Range-topping Polestar Engineered models do their best to shake Volvo’s stodgy-not-sporty image, but they still aren’t quite as fun to drive as some simpler non-hybrid alternatives

Mat Watson
carwow expert

Unlike the larger V60 estate, the S60 saloon is only available with petrol engines – ranging from an affordable T5 model to a seriously fast Polestar-tuned T8 version. The mid-range T6 makes a good choice if you spend lots of time on motorways, while one of the hybrid T8 cars is worth considering if you do lots of short journeys and have somewhere to charge the onboard batteries in between trips.

Whichever model you pick, you get an eight-speed automatic gearbox as standard and plenty of advanced safety systems designed to prevent avoidable collisions. Pay extra for the upgraded Intellisafe pack and you’ll find driving the Volvo S60 very relaxing indeed. This feature will accelerate, brake and even steer the car for you on motorways – providing you keep your hands on the steering wheel, that is.

If you’d rather do the driving yourself, you’ll find the Volvo S60 feels relatively agile, if not quite as sporty as the likes of the BMW 3 Series or Alfa Romeo Giulia on a twisty country road. Even range-topping Polestar Engineered T8 models with upgraded brakes and suspension don’t feel quite as nimble as these lighter rear-wheel-drive alternatives.

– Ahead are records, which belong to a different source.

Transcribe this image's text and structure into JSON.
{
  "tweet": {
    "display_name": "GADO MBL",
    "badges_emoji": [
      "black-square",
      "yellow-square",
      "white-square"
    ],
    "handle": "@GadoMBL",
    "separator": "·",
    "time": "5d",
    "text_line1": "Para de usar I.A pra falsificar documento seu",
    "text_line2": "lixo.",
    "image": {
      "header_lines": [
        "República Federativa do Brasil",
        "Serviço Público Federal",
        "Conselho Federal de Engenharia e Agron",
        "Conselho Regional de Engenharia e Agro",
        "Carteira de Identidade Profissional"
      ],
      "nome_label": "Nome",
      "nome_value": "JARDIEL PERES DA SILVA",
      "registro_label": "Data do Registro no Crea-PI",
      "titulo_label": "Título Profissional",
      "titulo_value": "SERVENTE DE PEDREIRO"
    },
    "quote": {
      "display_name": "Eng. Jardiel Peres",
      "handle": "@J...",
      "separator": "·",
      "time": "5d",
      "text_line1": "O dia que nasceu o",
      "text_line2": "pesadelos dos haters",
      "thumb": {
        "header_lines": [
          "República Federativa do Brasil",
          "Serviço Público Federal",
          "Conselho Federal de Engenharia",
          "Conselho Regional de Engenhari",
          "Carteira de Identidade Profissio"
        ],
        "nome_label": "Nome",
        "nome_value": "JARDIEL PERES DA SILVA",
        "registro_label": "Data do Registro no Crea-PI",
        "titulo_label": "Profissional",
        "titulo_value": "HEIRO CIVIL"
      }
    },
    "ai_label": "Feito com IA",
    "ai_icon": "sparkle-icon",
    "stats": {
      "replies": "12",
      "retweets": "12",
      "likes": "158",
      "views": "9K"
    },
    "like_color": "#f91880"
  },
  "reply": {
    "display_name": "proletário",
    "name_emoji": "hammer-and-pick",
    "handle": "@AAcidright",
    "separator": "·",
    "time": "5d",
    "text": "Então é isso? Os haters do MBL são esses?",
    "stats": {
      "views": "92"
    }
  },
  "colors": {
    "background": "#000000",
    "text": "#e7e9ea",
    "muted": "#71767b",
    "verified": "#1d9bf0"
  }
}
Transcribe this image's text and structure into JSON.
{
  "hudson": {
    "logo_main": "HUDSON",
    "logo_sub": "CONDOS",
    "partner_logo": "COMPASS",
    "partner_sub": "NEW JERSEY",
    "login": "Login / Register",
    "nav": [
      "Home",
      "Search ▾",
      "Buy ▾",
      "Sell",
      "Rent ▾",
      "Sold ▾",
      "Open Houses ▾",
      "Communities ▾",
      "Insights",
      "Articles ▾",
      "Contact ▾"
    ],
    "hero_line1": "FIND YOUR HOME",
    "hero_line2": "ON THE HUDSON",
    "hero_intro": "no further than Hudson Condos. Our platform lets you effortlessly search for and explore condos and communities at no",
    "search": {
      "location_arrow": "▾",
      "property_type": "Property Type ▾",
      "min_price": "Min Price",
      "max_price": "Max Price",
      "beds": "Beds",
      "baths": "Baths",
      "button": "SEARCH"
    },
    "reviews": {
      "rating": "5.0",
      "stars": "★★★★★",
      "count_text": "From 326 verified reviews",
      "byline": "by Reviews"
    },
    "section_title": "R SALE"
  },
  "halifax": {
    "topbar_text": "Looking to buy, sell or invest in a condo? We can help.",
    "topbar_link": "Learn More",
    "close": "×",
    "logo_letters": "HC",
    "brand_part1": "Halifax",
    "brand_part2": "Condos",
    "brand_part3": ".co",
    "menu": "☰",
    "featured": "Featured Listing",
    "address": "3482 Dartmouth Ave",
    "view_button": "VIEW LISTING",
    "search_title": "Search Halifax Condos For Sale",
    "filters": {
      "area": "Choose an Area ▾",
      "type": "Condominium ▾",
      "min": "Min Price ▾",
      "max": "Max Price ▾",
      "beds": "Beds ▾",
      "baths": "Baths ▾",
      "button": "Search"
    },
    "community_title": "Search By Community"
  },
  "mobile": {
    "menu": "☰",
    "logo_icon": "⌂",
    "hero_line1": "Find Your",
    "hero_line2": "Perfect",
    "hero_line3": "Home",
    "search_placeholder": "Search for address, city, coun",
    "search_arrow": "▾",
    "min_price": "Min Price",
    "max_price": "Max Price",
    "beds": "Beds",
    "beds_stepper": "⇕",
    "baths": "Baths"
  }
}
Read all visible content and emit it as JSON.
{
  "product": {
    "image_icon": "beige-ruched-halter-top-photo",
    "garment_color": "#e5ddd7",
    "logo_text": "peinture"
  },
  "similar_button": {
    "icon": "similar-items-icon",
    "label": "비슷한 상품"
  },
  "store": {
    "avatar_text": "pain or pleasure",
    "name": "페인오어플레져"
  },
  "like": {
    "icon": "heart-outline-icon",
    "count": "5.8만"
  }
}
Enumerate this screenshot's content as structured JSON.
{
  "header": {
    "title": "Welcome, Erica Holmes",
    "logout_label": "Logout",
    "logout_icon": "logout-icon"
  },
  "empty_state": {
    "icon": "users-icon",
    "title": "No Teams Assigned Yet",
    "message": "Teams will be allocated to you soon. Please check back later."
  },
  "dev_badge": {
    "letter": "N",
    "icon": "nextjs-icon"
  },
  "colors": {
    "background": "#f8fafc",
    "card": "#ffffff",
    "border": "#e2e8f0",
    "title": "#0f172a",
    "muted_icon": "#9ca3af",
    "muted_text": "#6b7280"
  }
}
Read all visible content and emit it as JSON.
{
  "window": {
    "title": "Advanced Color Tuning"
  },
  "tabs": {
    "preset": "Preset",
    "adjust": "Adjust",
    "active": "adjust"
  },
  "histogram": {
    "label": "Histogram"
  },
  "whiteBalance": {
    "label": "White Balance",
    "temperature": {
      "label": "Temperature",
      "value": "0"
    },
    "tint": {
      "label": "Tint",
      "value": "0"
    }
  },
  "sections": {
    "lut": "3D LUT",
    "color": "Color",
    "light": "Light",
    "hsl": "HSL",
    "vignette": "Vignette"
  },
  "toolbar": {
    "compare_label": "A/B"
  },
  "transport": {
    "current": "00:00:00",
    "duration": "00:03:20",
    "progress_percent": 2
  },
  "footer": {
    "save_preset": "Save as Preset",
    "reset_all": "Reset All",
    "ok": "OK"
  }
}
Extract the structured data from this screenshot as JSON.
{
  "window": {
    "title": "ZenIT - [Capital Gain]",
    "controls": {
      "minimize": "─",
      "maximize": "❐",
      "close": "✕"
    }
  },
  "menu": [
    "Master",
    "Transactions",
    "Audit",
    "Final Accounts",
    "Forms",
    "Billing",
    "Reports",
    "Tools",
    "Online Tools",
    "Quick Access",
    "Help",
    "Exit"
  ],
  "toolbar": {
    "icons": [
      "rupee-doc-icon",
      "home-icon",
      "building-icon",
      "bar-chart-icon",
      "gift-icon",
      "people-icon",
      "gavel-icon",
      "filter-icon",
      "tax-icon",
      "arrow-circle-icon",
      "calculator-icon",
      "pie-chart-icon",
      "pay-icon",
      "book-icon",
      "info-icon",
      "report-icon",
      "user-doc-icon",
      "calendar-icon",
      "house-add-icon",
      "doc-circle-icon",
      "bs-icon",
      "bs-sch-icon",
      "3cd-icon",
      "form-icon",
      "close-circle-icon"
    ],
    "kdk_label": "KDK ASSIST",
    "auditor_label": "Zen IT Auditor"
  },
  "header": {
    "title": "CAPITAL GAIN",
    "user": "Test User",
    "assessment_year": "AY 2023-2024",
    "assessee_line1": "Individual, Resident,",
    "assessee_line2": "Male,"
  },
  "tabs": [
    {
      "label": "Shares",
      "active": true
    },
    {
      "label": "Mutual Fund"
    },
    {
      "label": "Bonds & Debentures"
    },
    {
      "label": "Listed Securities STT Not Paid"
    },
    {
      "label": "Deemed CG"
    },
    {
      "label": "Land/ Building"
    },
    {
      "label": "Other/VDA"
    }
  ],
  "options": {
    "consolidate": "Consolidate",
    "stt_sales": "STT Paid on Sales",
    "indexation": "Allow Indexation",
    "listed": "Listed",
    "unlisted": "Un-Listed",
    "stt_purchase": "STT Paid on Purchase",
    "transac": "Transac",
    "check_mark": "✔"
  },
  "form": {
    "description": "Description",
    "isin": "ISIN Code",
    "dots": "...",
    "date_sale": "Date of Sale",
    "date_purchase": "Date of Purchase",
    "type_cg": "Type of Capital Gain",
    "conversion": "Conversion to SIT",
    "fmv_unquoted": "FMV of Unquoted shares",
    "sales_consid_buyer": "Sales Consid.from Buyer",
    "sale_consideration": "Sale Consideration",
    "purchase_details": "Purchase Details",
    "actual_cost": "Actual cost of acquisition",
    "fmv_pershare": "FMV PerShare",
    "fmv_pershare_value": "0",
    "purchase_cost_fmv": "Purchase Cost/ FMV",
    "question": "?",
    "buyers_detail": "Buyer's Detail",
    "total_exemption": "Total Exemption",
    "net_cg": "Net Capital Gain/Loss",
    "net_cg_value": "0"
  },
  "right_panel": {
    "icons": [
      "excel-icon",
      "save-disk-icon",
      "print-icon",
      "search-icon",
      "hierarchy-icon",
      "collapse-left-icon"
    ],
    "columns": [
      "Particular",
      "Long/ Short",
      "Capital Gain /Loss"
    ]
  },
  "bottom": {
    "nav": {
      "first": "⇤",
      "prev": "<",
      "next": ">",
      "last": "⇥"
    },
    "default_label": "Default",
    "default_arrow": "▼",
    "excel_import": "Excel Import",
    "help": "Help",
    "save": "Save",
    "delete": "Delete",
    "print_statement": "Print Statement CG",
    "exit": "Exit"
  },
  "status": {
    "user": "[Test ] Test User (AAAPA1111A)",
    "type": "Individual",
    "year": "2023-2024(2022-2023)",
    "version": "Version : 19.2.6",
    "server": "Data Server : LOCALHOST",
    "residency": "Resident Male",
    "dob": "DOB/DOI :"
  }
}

Putting handling prowess aside, the Volvo S60 is a very capable car with a stylish interior and some of the best safety equipment of any car on sale. If you’re looking for a sensible, spacious saloon car, then, it’s definitely worth a closer look.

Read more about the Volvo S60 in our interior, practicality, performance and specifications review sections.